Data extracts:

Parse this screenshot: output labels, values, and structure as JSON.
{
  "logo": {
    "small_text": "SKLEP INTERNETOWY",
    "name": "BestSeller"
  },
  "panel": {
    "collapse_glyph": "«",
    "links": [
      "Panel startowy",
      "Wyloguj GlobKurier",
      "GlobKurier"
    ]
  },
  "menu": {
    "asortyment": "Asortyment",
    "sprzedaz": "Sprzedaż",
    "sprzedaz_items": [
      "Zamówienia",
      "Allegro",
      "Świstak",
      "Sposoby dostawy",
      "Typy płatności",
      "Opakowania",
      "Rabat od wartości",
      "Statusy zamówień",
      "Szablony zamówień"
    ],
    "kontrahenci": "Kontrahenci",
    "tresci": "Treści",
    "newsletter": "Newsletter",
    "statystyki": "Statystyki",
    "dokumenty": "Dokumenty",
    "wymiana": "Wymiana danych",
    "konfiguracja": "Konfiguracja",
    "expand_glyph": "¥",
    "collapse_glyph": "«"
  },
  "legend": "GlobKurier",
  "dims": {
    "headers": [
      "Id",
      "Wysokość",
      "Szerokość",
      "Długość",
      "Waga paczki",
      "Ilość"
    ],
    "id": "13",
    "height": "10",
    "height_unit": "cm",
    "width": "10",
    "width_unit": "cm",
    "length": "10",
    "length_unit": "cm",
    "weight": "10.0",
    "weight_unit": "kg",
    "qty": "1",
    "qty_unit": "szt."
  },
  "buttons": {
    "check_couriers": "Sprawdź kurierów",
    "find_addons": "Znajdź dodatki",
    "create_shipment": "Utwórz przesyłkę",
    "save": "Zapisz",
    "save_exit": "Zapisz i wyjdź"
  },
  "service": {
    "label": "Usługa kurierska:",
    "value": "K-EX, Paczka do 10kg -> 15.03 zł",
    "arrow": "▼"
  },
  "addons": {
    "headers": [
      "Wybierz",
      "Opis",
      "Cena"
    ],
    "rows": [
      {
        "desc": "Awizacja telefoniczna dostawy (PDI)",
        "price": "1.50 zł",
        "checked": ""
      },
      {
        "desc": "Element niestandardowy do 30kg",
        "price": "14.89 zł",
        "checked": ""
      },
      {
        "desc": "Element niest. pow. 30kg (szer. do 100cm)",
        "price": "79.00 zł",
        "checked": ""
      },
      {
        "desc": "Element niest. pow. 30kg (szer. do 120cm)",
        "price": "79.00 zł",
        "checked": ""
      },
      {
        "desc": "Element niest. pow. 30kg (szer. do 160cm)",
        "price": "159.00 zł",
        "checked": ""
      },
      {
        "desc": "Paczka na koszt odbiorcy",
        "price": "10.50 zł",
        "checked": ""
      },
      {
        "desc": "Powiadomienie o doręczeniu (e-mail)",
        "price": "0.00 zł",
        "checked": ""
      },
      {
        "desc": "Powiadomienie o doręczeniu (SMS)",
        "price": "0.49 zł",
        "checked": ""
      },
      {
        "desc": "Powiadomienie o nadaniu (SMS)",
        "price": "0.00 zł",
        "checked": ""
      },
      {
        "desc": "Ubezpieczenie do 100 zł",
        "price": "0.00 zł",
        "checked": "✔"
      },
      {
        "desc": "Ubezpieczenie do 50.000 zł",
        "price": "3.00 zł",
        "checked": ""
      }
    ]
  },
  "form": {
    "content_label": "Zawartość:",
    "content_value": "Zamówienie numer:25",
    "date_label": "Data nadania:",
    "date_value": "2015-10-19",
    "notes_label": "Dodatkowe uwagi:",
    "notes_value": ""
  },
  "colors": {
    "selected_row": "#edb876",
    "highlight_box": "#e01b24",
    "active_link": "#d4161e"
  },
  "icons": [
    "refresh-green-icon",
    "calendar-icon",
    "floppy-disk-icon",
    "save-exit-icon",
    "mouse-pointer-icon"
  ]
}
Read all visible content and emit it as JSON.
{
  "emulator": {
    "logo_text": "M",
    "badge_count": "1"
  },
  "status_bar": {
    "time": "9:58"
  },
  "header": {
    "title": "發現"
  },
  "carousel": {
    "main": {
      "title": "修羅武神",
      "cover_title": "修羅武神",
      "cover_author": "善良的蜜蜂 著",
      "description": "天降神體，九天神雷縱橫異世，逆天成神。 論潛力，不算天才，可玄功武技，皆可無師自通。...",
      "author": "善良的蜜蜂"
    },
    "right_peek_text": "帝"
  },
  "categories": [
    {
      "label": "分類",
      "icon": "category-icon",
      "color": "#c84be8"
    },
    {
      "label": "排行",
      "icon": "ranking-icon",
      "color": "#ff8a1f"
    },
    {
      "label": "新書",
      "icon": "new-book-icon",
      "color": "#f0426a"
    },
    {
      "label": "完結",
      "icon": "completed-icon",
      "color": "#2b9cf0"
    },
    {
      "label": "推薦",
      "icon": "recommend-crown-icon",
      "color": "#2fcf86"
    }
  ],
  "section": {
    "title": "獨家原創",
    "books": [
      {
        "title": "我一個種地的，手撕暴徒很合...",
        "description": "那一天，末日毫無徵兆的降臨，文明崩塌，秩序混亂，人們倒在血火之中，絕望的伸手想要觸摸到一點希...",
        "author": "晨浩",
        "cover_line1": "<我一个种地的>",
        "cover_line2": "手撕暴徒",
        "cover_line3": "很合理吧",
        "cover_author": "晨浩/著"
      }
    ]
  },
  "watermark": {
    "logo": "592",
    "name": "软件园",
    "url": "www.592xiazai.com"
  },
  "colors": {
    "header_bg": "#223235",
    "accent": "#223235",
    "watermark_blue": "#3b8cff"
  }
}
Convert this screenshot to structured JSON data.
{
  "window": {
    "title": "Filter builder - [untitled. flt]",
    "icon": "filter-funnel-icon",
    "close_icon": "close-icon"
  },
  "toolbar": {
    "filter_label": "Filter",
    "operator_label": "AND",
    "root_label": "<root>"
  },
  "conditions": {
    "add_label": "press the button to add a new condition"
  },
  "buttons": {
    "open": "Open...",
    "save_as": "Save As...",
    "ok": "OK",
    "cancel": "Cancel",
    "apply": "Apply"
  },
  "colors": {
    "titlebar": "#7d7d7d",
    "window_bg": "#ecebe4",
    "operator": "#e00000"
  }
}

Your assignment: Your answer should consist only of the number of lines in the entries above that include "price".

Response below: 11